» **Assignment**:
Copy every line of the data that contains the string "JSON".

Data about app and page elements:
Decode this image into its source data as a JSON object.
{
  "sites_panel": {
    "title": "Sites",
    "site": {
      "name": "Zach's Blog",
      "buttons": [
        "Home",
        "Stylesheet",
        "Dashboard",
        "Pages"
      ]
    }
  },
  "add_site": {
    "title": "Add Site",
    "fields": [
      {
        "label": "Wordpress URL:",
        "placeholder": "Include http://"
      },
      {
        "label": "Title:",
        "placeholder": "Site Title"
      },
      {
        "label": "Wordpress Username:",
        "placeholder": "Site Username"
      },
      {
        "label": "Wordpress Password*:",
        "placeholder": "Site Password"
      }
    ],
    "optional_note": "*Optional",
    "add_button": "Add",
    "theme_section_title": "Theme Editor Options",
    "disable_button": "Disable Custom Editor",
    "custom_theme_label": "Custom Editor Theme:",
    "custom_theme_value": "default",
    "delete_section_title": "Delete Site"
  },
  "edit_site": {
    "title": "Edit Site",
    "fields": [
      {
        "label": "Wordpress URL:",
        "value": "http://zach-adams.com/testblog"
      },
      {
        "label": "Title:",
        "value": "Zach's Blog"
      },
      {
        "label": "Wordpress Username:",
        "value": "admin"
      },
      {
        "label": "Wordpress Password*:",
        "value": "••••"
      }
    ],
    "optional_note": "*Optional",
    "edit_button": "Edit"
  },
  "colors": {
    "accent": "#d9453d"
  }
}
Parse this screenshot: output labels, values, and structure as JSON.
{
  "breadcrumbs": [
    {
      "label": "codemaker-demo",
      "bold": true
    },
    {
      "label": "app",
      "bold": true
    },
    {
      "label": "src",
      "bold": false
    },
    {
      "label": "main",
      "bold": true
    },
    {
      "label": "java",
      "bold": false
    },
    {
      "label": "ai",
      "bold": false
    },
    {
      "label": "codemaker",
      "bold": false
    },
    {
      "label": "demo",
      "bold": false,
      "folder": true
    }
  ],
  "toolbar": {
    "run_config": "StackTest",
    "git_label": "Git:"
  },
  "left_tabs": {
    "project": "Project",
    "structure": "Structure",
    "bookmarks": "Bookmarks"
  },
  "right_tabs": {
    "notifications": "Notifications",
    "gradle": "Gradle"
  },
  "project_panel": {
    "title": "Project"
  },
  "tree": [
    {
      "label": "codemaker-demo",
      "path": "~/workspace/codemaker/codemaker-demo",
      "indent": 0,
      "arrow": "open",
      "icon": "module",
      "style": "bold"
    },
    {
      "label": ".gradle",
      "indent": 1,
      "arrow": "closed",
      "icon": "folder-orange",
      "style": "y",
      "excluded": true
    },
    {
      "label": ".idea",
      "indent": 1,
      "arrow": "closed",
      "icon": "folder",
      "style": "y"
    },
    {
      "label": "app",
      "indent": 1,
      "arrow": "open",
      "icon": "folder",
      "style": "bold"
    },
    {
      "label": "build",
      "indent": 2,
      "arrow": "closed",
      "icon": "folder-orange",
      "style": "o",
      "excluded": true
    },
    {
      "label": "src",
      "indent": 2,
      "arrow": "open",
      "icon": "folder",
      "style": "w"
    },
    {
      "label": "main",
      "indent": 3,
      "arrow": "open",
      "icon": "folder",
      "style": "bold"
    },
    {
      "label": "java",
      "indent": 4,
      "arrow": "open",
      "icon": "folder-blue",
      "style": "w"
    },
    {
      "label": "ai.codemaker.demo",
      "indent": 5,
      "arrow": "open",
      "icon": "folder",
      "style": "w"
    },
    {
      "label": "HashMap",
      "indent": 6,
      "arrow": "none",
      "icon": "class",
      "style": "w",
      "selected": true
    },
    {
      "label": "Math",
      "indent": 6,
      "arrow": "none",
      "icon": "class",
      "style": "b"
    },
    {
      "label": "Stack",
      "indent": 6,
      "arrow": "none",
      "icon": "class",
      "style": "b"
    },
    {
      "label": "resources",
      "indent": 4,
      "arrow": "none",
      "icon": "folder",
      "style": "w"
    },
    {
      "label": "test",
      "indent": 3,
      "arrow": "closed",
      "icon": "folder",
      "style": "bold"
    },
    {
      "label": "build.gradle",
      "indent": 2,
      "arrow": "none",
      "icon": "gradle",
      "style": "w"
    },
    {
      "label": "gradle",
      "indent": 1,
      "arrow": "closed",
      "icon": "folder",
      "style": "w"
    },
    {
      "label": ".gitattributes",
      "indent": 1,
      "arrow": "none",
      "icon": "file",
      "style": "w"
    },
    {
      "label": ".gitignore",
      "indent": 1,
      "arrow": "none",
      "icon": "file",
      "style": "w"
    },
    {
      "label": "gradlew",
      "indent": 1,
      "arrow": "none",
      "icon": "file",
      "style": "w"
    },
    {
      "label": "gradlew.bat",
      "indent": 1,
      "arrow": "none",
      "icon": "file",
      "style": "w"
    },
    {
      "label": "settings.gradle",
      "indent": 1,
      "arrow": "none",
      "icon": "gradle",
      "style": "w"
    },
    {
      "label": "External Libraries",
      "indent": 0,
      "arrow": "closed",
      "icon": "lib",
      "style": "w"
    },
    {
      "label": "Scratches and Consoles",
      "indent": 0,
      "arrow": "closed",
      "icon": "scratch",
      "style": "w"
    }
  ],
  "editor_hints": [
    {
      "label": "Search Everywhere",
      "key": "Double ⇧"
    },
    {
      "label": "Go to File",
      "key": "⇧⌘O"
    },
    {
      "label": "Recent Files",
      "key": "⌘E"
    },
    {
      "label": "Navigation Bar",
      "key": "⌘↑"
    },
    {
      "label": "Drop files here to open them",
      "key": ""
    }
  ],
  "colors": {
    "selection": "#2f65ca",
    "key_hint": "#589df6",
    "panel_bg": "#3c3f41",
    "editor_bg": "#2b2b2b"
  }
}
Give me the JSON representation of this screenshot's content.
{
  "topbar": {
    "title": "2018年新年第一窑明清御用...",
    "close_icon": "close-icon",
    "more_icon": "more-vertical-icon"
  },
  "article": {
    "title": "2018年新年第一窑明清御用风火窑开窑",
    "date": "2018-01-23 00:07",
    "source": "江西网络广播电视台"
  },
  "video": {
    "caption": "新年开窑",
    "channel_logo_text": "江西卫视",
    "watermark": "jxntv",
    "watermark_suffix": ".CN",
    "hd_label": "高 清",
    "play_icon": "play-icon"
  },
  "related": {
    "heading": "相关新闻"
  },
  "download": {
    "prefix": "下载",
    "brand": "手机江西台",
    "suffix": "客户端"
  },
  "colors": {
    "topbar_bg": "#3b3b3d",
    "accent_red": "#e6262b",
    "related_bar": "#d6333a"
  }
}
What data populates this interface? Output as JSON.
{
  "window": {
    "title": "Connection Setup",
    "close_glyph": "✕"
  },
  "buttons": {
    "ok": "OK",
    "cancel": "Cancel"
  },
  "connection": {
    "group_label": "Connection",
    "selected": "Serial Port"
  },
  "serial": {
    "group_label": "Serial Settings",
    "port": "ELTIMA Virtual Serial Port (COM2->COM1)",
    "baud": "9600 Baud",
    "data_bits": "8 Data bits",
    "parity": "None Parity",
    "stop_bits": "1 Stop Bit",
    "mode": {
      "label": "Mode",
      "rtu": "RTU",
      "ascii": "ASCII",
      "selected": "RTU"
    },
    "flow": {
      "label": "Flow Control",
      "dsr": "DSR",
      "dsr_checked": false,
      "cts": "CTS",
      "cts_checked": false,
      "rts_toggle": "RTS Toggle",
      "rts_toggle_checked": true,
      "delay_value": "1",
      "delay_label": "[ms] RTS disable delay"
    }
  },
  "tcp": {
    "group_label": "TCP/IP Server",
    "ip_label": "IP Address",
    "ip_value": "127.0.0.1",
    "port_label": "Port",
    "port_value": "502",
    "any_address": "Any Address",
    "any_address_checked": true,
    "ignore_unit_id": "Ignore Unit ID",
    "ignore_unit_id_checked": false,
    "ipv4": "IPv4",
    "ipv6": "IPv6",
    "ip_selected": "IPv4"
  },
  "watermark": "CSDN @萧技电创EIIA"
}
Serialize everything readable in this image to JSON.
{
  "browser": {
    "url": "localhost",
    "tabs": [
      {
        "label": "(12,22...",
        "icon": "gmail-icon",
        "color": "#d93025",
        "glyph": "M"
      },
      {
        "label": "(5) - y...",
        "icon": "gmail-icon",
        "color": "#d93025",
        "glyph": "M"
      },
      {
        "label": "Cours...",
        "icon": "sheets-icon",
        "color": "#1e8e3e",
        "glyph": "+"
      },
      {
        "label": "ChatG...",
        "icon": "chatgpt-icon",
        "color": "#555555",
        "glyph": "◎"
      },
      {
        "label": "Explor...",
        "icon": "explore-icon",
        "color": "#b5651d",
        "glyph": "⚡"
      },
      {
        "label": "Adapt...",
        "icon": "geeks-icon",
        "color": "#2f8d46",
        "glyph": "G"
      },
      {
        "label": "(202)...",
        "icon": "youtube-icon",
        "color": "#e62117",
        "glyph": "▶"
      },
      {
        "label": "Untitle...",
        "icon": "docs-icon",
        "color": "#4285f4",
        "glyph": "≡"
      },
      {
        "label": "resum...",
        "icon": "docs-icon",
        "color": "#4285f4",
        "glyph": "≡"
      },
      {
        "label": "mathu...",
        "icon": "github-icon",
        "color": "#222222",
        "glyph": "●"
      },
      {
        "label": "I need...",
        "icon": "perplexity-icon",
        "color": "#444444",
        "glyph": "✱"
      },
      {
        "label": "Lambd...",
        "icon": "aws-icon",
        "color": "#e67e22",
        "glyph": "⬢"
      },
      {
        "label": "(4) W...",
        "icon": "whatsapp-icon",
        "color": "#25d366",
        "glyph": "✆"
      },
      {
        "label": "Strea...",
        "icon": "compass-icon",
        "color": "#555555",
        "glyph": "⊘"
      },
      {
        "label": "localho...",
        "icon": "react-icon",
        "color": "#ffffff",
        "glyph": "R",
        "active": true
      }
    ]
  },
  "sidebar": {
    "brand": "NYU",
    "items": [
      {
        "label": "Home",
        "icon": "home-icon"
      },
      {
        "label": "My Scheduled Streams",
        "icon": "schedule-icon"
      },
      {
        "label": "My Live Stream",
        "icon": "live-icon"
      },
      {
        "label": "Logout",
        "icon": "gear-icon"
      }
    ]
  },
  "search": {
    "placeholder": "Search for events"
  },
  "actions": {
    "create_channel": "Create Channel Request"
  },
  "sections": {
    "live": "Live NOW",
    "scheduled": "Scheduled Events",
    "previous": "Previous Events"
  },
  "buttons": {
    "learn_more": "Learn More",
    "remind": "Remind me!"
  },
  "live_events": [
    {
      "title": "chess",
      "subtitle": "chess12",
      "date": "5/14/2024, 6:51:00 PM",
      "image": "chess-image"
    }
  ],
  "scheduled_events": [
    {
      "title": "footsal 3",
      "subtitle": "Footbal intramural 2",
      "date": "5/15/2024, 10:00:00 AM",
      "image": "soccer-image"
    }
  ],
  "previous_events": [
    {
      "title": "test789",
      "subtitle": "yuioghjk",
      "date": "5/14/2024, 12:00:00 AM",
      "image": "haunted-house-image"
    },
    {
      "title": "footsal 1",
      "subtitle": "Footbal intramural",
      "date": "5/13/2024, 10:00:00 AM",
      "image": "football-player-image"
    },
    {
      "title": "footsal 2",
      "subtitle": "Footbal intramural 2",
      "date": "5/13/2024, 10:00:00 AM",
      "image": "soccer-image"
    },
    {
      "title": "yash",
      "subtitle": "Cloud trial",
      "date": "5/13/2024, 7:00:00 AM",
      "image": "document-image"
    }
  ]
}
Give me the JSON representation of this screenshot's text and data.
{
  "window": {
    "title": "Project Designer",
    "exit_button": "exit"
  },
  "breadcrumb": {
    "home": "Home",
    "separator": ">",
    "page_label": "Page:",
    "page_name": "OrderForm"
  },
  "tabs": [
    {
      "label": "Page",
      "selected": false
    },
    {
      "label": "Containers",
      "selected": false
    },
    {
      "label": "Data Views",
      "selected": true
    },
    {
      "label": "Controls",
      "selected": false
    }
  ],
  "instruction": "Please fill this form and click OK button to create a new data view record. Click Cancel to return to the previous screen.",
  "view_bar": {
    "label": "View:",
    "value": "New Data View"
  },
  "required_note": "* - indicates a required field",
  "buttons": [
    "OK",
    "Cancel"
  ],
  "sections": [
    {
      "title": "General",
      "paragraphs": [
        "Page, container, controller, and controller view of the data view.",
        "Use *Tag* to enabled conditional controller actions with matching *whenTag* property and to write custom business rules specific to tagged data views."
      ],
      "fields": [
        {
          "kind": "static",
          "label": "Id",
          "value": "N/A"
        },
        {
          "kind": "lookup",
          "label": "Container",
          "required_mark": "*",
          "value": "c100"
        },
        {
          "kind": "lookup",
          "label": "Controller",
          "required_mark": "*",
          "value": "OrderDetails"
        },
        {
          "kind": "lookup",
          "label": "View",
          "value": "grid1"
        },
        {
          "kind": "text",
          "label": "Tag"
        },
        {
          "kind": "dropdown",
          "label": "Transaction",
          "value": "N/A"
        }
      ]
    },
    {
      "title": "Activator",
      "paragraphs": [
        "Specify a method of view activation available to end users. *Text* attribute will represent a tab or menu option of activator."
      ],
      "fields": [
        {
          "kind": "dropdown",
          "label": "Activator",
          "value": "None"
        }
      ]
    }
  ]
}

» **Expected answer**:
Decode this image into its source data as a JSON object.
Parse this screenshot: output labels, values, and structure as JSON.
Give me the JSON representation of this screenshot's content.
What data populates this interface? Output as JSON.
Serialize everything readable in this image to JSON.
Give me the JSON representation of this screenshot's text and data.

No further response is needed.